Don’t you just hate it when you buy a nice house in a nice neighborhood near American University and the next thing you know you’re finding out that, just a few feet below where you put your children to sleep, there is discarded mustard gas from back in the day when your property was used as a chemical weapons testing ground? No? Never happened to me either, but it has indeed happened in D.C., and a pretty large cleanup effort is entering a crucial stage in Northwest.

The house in question is located at 4825 Glenbrook Road NW, about a block from American University.  The house has already been razed, but crews are beginning to excavate underneath the home’s foundation today.  Previous excavations have led researchers to believe that there is mustard gas and something called lewisite located underneath the home.  Lewisite is a particularly nasty chemical that penetrates clothing and even rubber, causing chemical burn.  It can also wreck havoc on your liver—or just plain kill you.

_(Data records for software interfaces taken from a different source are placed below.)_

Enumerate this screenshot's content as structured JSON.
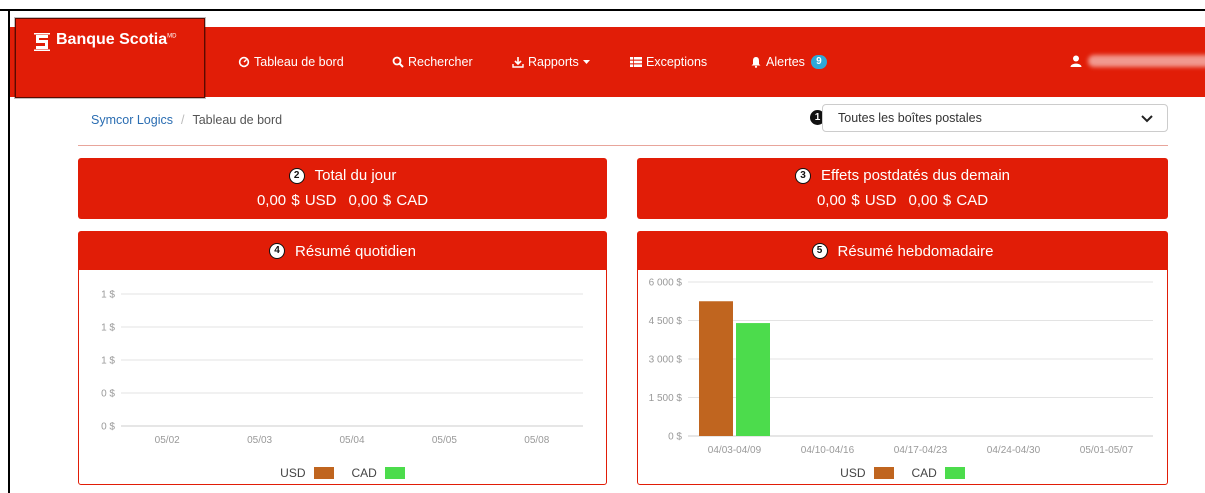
{
  "brand": {
    "name": "Banque Scotia",
    "mark": "MD"
  },
  "nav": {
    "items": [
      {
        "label": "Tableau de bord",
        "icon": "dashboard-icon"
      },
      {
        "label": "Rechercher",
        "icon": "search-icon"
      },
      {
        "label": "Rapports",
        "icon": "download-icon"
      },
      {
        "label": "Exceptions",
        "icon": "list-icon"
      },
      {
        "label": "Alertes",
        "icon": "bell-icon",
        "badge": "9"
      }
    ]
  },
  "breadcrumb": {
    "root": "Symcor Logics",
    "separator": "/",
    "current": "Tableau de bord"
  },
  "filter": {
    "step": "1",
    "selected": "Toutes les boîtes postales"
  },
  "summary": {
    "today": {
      "step": "2",
      "title": "Total du jour",
      "usd": "0,00 $ USD",
      "cad": "0,00 $ CAD"
    },
    "postdated": {
      "step": "3",
      "title": "Effets postdatés dus demain",
      "usd": "0,00 $ USD",
      "cad": "0,00 $ CAD"
    }
  },
  "daily": {
    "step": "4",
    "title": "Résumé quotidien"
  },
  "weekly": {
    "step": "5",
    "title": "Résumé hebdomadaire"
  },
  "legend": {
    "usd": "USD",
    "cad": "CAD"
  },
  "colors": {
    "brand_red": "#e11d07",
    "usd": "#c0651f",
    "cad": "#4cdc4c",
    "badge": "#2ea8d8"
  },
  "chart_data": [
    {
      "type": "bar",
      "title": "Résumé quotidien",
      "categories": [
        "05/02",
        "05/03",
        "05/04",
        "05/05",
        "05/08"
      ],
      "y_ticks": [
        "1 $",
        "1 $",
        "1 $",
        "0 $",
        "0 $"
      ],
      "series": [
        {
          "name": "USD",
          "values": [
            0,
            0,
            0,
            0,
            0
          ]
        },
        {
          "name": "CAD",
          "values": [
            0,
            0,
            0,
            0,
            0
          ]
        }
      ],
      "legend": "bottom"
    },
    {
      "type": "bar",
      "title": "Résumé hebdomadaire",
      "categories": [
        "04/03-04/09",
        "04/10-04/16",
        "04/17-04/23",
        "04/24-04/30",
        "05/01-05/07"
      ],
      "y_ticks": [
        "6 000 $",
        "4 500 $",
        "3 000 $",
        "1 500 $",
        "0 $"
      ],
      "ylim": [
        0,
        6000
      ],
      "series": [
        {
          "name": "USD",
          "values": [
            5250,
            0,
            0,
            0,
            0
          ]
        },
        {
          "name": "CAD",
          "values": [
            4400,
            0,
            0,
            0,
            0
          ]
        }
      ],
      "legend": "bottom"
    }
  ]
}
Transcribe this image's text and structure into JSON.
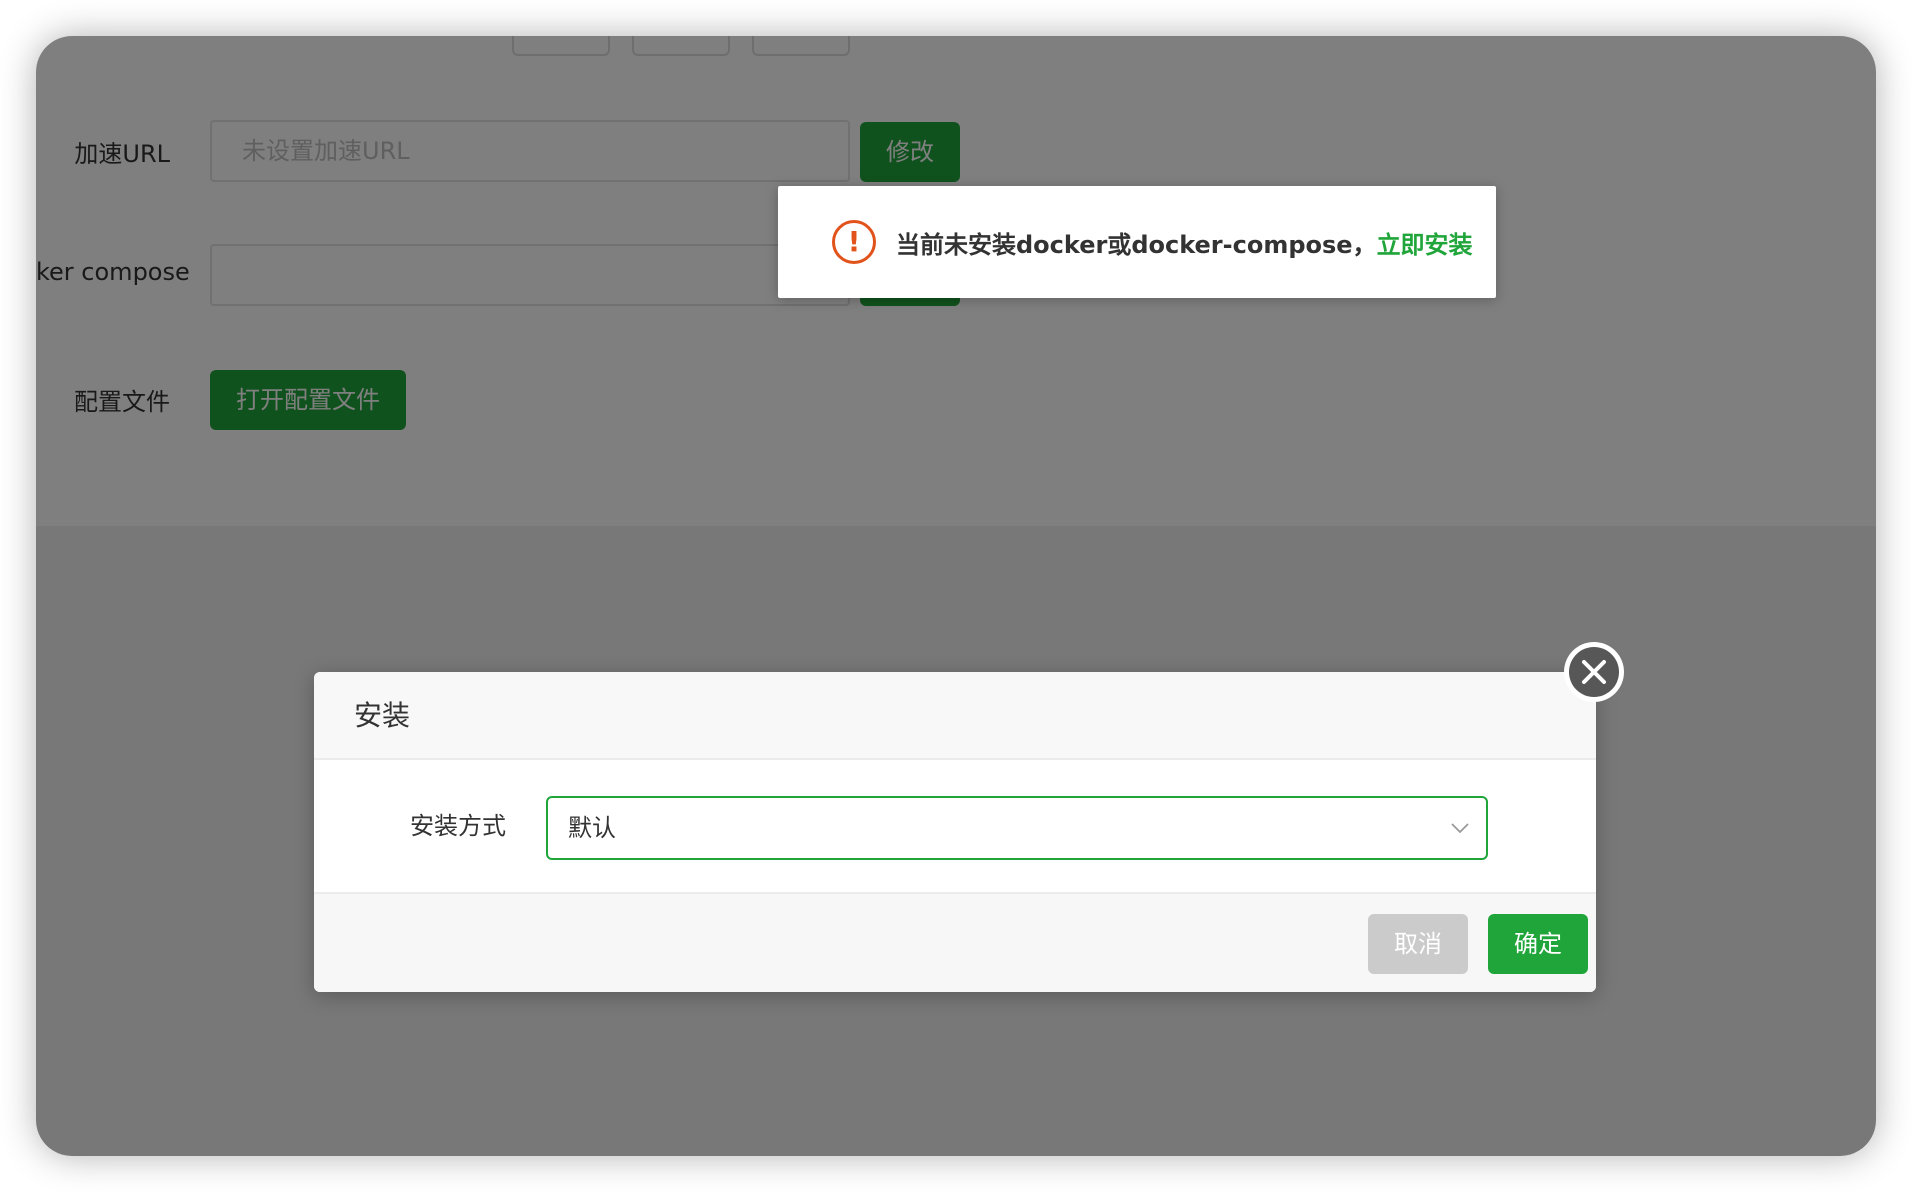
{
  "background_form": {
    "accelerate_url": {
      "label": "加速URL",
      "placeholder": "未设置加速URL",
      "button": "修改"
    },
    "docker_compose": {
      "label": "ker compose",
      "value": ""
    },
    "config_file": {
      "label": "配置文件",
      "button": "打开配置文件"
    }
  },
  "toast": {
    "icon": "warning-circle-icon",
    "message": "当前未安装docker或docker-compose，",
    "link": "立即安装"
  },
  "modal": {
    "title": "安装",
    "field_label": "安装方式",
    "select_value": "默认",
    "cancel_label": "取消",
    "confirm_label": "确定",
    "close_icon": "close-icon"
  },
  "colors": {
    "accent_green": "#20a53a",
    "warning_orange": "#e2531b",
    "overlay": "rgba(0,0,0,0.5)"
  }
}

At any rate, crews are beginning to enter a potentially dangerous step in the clean up efforts of the site.  Now that they’ve successfully gotten rid of the house, they’ll be digging away layer after layer of dirt underneath the home, looking for a dump site of more chemical weapons debris.

“That’s the phase of the operation during which we would anticipate discovering debris from the American University Experiment Station,” Brenda Barber, the project manager for the Army Corps of Engineers told WTOP.

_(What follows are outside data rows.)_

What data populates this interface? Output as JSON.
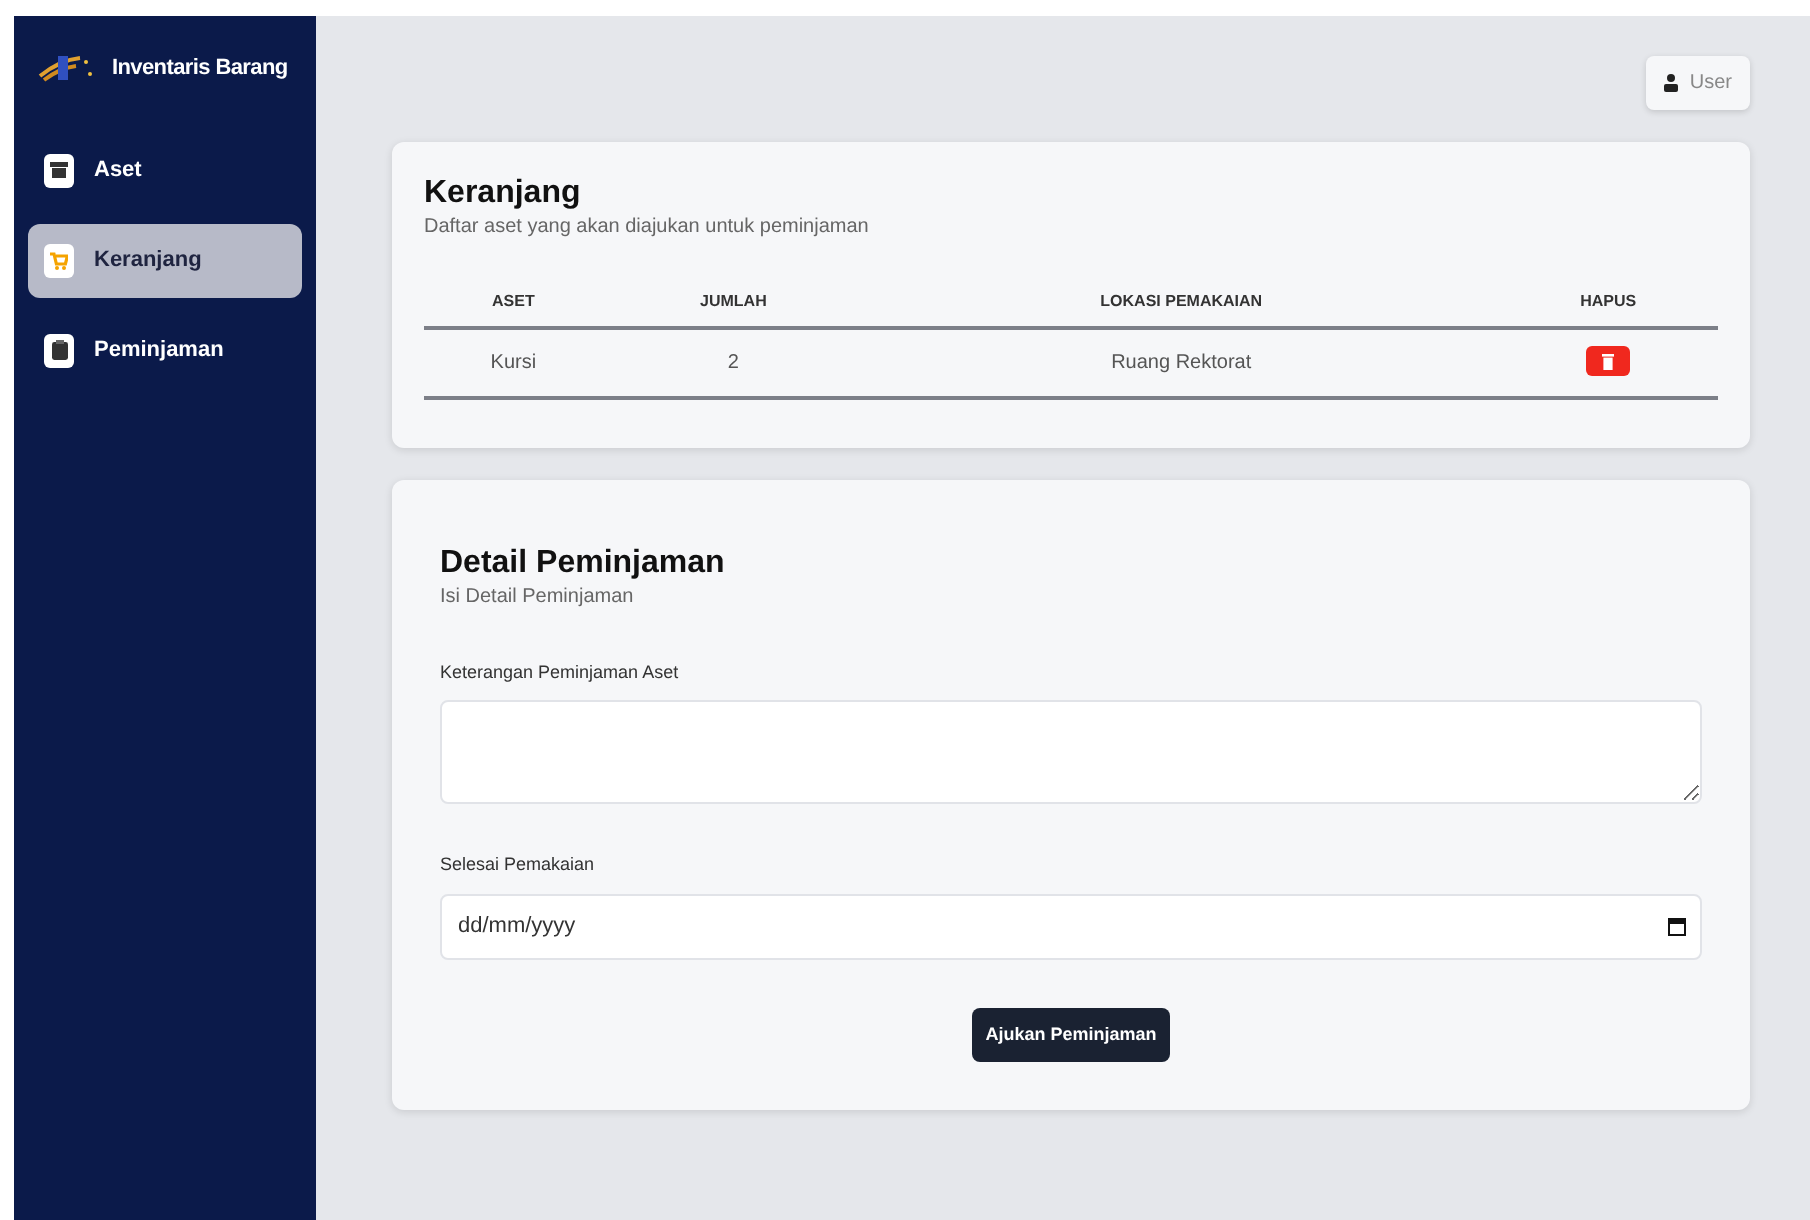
{
  "sidebar": {
    "brand": "Inventaris Barang",
    "items": [
      {
        "label": "Aset",
        "selected": false
      },
      {
        "label": "Keranjang",
        "selected": true
      },
      {
        "label": "Peminjaman",
        "selected": false
      }
    ]
  },
  "user_button": "User",
  "cart": {
    "title": "Keranjang",
    "subtitle": "Daftar aset yang akan diajukan untuk peminjaman",
    "columns": [
      "ASET",
      "JUMLAH",
      "LOKASI PEMAKAIAN",
      "HAPUS"
    ],
    "rows": [
      {
        "aset": "Kursi",
        "jumlah": "2",
        "lokasi": "Ruang Rektorat"
      }
    ]
  },
  "form": {
    "title": "Detail Peminjaman",
    "subtitle": "Isi Detail Peminjaman",
    "fields": [
      {
        "kind": "textarea",
        "label": "Keterangan Peminjaman Aset"
      },
      {
        "kind": "date",
        "label": "Selesai Pemakaian",
        "placeholder": "dd/mm/yyyy"
      }
    ],
    "submit": "Ajukan Peminjaman"
  }
}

Apparently what happened was the area was used by the Army in WWI to do chemical weapons testing.  While they took good care to keep detailed records on how many rabbits their chemicals had killed, they forgot to write down where the holes they were dumping their debris were located.  After WWI ended the Army gave the land back to American University and over the years houses were built in what soldiers had previously dubbed ‘Death Valley’. Uplifting, right?

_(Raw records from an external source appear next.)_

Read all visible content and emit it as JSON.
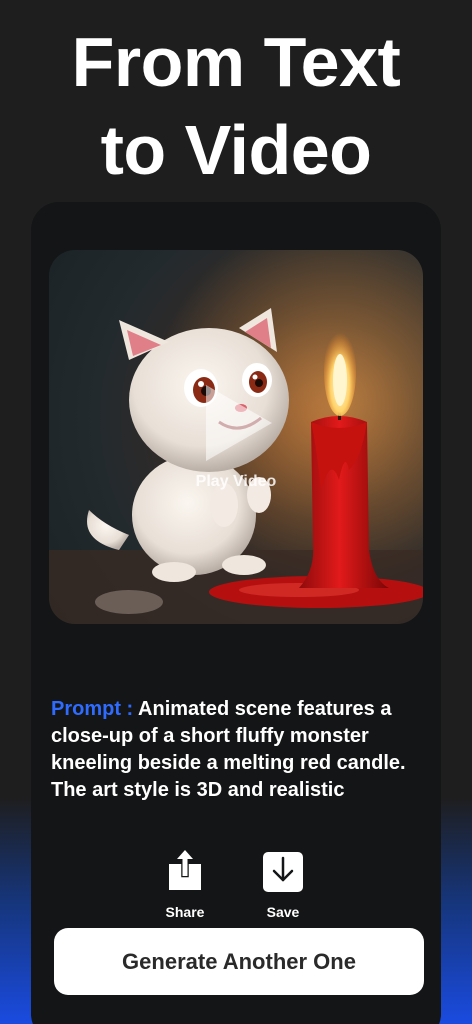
{
  "hero": {
    "title_line1": "From Text",
    "title_line2": "to Video"
  },
  "video": {
    "play_label": "Play Video"
  },
  "prompt": {
    "label": "Prompt :",
    "text": "Animated scene features a close-up of a short fluffy monster kneeling beside a melting red candle. The art style is 3D and realistic"
  },
  "actions": {
    "share_label": "Share",
    "save_label": "Save"
  },
  "generate_button": {
    "label": "Generate Another One"
  },
  "colors": {
    "background": "#1e1e1f",
    "card": "#141516",
    "accent_blue": "#2f6bff",
    "gradient_bottom": "#1a4be0",
    "button_bg": "#ffffff"
  },
  "icons": [
    "play-icon",
    "share-icon",
    "save-icon"
  ]
}
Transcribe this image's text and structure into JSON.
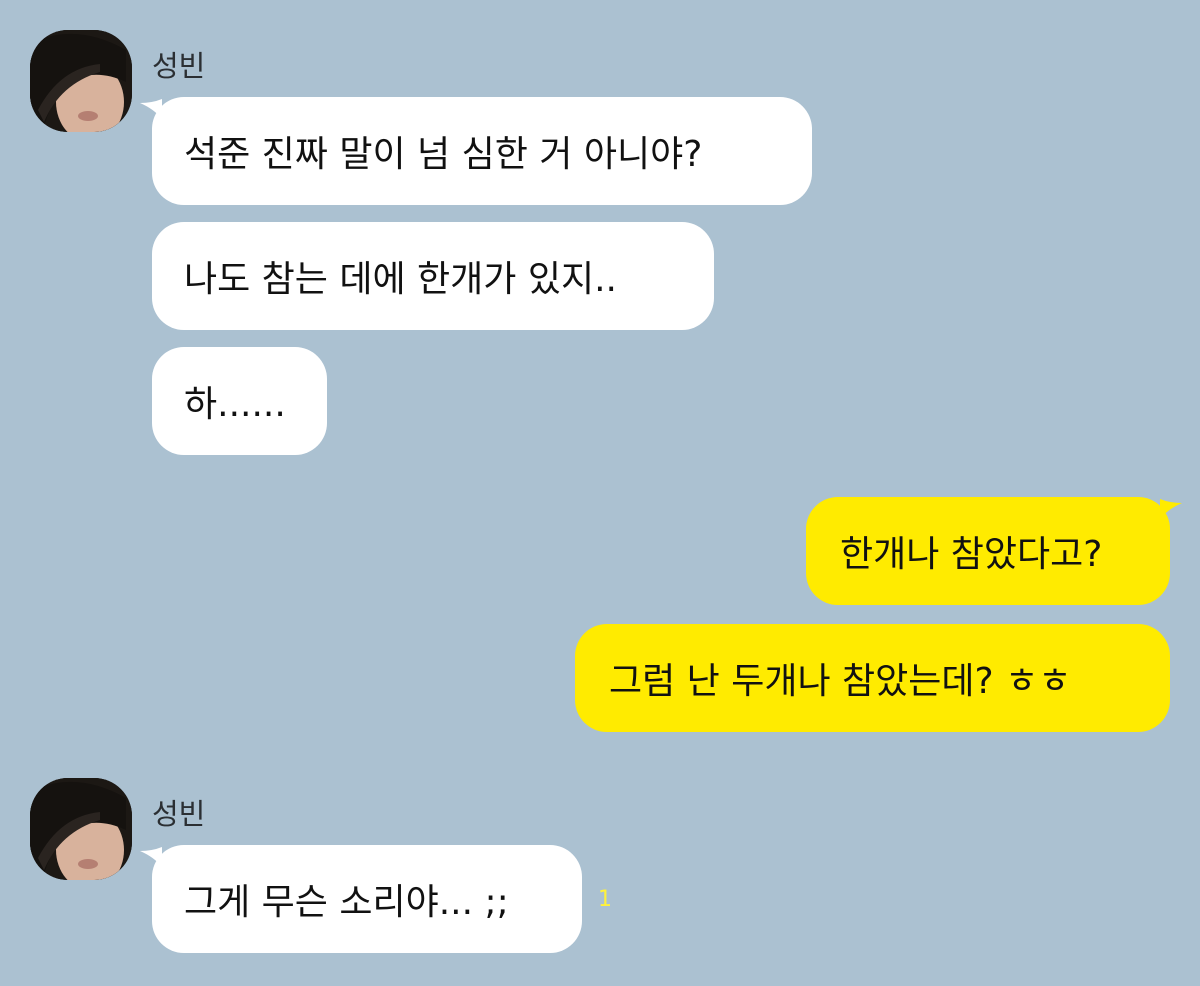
{
  "colors": {
    "background": "#abc1d1",
    "incoming_bubble": "#ffffff",
    "outgoing_bubble": "#ffeb00",
    "unread_count": "#fff23b"
  },
  "groups": [
    {
      "sender": "성빈",
      "avatar": "profile-photo",
      "messages": [
        "석준 진짜 말이 넘 심한 거 아니야?",
        "나도 참는 데에 한개가 있지..",
        "하......"
      ]
    },
    {
      "sender": "me",
      "messages": [
        "한개나 참았다고?",
        "그럼 난 두개나 참았는데? ㅎㅎ"
      ]
    },
    {
      "sender": "성빈",
      "avatar": "profile-photo",
      "messages": [
        "그게 무슨 소리야... ;;"
      ],
      "unread": "1"
    }
  ]
}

Today, where a very nice house had once stood is now surrounded by a ‘tent-like structure’ and is being treated with the utmost care by teams in HAZMAT gear. According to WTOP, so far crews have removed 500 munitions, 400 pounds of laboratory glass beakers and the like, along with 200 thousand pounds of contaminated dirt from the site.  The cleanup began after workers found mortars at another home in 1993 and excavations of the current site are expected to finish by the end of 2014.

So, I guess if you’re a gardener in that area, I recommend stopping immediately and joining a community garden somewhere else.

[Images via the New York Times]